As recognized by Yes on FAIR, the question of whether federal candidates and officeholders may solicit soft money for state ballot measure committees has been posed to the Commission in at least three advisory opinion requests since the enactment of the Bipartisan Campaign Reform Act of 2002 ("BCRA")—"each yielding a different outcome." We agree with Yes on FAIR that the "result has been confusion in the law" and that the "time has long since passed" for the Commission to answer this question definitively. However, we disagree in the strongest possible terms with Yes on FAIR regarding what the definitive answer should be under the controlling law.

We urge the Commission to make clear that FECA, as amended by BCRA, along with existing Commission regulations, require the Commission to advise Yes on FAIR that Members of Congress may not "solicit funds for Yes on FAIR outside the limits and source restrictions" prescribed by FECA.

Despite the Yes on FAIR's best efforts to complicate the matter—and the Commission's indecisiveness in past advisory opinion proceedings—the appropriate legal analysis is simple. The Commission needs to answer only two straightforward questions:

* Are Members of Congress within the class of persons restricted by the soft money solicitation prohibition of BCRA— i.e. , are Members of Congress federal candidates, federal officeholders, or agents of federal candidates or officeholders?

* If so, is the proposed activity covered by the soft money solicitation prohibition of BCRA— i.e. , are the funds being solicited or directed in connection with an "election"?

The answer to the first question is yes. Obviously, Members of Congress are federal officeholders and many are likewise federal candidates and thus are clearly subject to the soft money prohibition of BCRA.

The answer to the second question is also yes. The activity proposed by Yes on FAIR—to have Members of Congress soliciting funds for an initiative committee whose activities relate to a ballot proposition that will appear on the same ballot that Members of Congress will appear as candidates for federal office—is not only solicitation in connection with "an election," but in connection with an "election for Federal office" where federal candidates are on the ballot and stand to benefit from the soft money expenditures that the initiative committee makes.

Because both questions above should be answered in the affirmative, BCRA prohibits Members of Congress from soliciting soft money for Yes on FAIR.

The Commission should be clear as to what is at stake in this AOR. Yes on FAIR seeks permission to have Members of Congress solicit soft money funds for the ballot measure committee to spend on activities that—according to empirical studies as well as common sense—will shape the electoral environment in which the federal candidates themselves are running for office: Yes on FAIR will motivate voters, they will seek to register voters, and they will turn out voters to the polls, all of whom will then vote in the federal candidates' elections as well.

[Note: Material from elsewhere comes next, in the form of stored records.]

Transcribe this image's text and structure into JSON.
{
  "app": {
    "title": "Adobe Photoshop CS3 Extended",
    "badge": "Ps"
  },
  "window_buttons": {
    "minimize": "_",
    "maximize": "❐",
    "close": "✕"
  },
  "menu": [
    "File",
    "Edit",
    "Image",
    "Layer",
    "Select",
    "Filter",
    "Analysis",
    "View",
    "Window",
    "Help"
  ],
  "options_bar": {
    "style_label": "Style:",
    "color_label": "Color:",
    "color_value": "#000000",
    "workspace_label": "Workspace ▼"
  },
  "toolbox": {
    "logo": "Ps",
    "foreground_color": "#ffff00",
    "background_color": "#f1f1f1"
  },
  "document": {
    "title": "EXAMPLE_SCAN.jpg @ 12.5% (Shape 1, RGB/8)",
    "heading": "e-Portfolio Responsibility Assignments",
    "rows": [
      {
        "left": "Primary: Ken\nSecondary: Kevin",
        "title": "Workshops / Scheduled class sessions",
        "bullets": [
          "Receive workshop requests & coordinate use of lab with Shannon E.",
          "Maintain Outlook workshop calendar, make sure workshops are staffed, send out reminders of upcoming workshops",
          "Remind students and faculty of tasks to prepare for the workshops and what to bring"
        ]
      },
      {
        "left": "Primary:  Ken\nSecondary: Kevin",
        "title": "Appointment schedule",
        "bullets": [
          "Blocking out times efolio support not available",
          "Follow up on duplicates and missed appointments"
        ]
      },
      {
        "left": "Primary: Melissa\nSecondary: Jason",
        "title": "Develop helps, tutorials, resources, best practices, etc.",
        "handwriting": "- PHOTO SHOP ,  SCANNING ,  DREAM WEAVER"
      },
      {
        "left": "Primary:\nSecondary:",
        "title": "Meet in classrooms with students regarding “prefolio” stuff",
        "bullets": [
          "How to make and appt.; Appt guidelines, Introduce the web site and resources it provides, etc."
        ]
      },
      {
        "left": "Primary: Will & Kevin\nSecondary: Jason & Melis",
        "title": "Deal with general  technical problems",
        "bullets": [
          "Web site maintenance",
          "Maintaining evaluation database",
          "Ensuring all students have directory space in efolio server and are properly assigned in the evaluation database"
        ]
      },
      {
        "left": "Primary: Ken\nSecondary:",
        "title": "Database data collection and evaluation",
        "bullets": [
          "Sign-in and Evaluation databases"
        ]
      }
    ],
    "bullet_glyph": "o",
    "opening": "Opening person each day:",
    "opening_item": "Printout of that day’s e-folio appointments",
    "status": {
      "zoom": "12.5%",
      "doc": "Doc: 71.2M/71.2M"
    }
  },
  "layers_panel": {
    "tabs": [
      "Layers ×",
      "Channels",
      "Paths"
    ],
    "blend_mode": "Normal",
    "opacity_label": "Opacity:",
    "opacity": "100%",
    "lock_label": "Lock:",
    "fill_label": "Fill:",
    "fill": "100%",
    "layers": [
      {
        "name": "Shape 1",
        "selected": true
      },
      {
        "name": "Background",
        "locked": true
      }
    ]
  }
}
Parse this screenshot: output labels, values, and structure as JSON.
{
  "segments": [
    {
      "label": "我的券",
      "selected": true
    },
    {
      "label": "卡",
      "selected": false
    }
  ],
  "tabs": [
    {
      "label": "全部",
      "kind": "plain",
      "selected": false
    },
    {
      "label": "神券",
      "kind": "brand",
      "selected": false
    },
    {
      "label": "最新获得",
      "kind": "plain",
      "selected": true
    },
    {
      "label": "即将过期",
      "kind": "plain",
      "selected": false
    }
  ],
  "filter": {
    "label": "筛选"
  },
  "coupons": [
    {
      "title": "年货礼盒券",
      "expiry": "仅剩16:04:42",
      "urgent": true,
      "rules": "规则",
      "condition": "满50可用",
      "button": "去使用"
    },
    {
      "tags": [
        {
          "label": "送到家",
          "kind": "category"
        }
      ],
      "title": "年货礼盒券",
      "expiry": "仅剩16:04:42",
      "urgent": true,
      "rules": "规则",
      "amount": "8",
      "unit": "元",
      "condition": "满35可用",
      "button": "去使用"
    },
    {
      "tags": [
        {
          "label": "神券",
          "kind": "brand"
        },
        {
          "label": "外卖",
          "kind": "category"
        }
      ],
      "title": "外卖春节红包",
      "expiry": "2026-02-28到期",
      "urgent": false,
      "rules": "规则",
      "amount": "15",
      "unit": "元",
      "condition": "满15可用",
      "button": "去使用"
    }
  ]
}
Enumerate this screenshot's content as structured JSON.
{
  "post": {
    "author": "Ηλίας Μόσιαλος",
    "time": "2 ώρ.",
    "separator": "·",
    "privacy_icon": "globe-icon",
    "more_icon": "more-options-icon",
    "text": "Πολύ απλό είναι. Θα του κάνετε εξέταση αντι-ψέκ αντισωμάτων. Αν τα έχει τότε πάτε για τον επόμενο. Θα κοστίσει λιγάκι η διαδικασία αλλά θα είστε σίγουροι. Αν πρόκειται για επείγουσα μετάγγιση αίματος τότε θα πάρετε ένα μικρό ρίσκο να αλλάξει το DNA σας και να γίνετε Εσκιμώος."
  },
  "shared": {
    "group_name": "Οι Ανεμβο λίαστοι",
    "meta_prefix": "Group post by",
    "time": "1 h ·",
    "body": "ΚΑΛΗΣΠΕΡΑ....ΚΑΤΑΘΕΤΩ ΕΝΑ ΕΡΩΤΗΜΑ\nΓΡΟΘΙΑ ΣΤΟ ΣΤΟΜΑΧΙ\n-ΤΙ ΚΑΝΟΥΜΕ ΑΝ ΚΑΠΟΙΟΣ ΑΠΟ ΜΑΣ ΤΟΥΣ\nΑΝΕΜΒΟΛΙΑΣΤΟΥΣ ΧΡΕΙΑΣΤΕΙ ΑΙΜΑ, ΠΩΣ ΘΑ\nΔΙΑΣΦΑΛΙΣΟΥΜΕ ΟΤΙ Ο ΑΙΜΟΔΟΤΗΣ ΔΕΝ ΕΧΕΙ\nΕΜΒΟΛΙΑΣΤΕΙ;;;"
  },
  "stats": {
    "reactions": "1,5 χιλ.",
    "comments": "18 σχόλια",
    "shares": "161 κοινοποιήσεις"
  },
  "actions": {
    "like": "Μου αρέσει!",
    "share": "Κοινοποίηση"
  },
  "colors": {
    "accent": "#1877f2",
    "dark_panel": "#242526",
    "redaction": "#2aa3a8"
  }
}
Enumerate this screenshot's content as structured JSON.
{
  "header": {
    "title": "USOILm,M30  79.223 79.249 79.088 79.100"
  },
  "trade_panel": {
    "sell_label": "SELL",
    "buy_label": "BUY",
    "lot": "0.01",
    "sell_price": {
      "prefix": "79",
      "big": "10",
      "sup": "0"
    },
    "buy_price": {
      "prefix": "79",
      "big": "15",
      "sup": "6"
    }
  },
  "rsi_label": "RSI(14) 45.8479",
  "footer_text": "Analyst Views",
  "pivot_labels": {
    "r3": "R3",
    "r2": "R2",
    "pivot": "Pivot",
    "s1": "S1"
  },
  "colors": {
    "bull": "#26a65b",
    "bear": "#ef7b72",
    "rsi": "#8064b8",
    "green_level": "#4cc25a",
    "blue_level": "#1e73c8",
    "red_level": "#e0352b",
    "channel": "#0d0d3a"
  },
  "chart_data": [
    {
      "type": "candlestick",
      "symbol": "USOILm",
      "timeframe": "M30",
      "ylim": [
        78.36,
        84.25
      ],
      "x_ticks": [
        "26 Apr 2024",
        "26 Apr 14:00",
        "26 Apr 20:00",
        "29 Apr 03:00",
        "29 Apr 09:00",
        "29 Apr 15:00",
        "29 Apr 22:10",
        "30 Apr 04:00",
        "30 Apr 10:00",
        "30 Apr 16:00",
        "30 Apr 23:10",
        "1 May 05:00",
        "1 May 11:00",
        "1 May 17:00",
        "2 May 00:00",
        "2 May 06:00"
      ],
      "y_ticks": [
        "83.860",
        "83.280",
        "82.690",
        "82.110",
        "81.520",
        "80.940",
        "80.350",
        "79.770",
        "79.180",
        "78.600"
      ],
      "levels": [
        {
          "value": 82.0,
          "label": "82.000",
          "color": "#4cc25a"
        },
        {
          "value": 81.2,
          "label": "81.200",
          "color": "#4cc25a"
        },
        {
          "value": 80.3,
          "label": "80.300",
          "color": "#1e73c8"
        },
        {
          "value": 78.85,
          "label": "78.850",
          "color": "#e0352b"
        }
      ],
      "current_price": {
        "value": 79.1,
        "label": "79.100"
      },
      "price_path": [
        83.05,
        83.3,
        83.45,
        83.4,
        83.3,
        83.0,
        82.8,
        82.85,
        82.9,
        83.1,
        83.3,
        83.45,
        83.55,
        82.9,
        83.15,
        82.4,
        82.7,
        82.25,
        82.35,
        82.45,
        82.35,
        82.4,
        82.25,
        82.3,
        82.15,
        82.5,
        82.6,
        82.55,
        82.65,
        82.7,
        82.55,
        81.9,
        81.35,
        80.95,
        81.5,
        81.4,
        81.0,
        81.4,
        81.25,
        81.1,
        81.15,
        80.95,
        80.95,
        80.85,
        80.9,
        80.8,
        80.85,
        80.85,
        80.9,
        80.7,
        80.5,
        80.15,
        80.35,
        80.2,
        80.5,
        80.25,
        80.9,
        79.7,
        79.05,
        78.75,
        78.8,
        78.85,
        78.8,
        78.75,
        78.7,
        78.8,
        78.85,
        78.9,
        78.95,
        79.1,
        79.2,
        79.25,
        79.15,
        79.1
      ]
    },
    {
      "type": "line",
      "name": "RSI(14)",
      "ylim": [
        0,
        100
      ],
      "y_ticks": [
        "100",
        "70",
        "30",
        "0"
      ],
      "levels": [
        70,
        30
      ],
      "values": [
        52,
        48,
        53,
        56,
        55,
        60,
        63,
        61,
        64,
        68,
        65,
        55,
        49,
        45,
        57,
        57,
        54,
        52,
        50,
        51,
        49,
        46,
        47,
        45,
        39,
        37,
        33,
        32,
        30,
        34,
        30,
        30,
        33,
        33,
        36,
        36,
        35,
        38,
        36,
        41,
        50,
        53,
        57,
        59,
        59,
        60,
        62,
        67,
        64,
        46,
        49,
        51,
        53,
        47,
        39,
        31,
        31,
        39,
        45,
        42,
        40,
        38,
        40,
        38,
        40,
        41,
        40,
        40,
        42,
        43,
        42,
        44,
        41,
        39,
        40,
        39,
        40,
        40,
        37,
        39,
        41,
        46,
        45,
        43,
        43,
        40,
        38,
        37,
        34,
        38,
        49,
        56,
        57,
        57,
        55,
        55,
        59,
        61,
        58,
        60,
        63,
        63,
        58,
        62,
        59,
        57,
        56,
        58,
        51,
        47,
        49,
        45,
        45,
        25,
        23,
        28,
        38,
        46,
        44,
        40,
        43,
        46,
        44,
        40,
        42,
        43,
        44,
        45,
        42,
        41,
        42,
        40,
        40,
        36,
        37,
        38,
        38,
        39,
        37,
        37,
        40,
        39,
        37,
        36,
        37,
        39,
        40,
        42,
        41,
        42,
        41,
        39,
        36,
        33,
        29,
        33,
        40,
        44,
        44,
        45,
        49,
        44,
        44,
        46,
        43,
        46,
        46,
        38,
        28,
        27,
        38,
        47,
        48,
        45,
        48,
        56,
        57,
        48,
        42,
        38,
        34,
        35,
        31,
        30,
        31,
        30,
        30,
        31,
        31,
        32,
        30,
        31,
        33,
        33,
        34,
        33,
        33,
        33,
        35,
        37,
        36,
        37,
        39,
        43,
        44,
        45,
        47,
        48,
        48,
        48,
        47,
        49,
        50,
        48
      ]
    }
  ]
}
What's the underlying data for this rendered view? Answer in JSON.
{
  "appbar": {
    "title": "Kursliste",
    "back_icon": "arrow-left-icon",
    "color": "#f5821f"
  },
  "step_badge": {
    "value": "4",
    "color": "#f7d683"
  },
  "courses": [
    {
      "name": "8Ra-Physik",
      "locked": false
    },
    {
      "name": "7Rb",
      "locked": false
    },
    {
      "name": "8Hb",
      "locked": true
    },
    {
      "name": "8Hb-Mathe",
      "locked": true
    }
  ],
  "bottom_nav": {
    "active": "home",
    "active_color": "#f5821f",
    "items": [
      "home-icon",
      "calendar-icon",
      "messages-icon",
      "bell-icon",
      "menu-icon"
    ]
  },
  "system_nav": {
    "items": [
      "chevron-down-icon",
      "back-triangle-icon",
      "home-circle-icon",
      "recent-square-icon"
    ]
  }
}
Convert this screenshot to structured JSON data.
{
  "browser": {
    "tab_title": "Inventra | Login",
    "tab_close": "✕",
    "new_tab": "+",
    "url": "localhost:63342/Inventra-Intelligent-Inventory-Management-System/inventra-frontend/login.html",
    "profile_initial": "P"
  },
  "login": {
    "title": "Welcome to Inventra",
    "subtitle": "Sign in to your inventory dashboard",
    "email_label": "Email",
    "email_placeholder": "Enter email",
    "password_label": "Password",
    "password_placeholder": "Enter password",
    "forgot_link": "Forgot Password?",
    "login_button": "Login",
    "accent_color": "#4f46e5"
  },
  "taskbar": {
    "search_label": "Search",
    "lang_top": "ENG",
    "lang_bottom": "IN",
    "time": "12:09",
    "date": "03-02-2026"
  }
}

We strongly urge the Commission to advise Yes on FAIR that solicitation of funds for it by Members of Congress in connection with the November 2010 California general election must comply with FECA amount limitations, source prohibitions and reporting requirements as required by BCRA.

To read the comments, click here.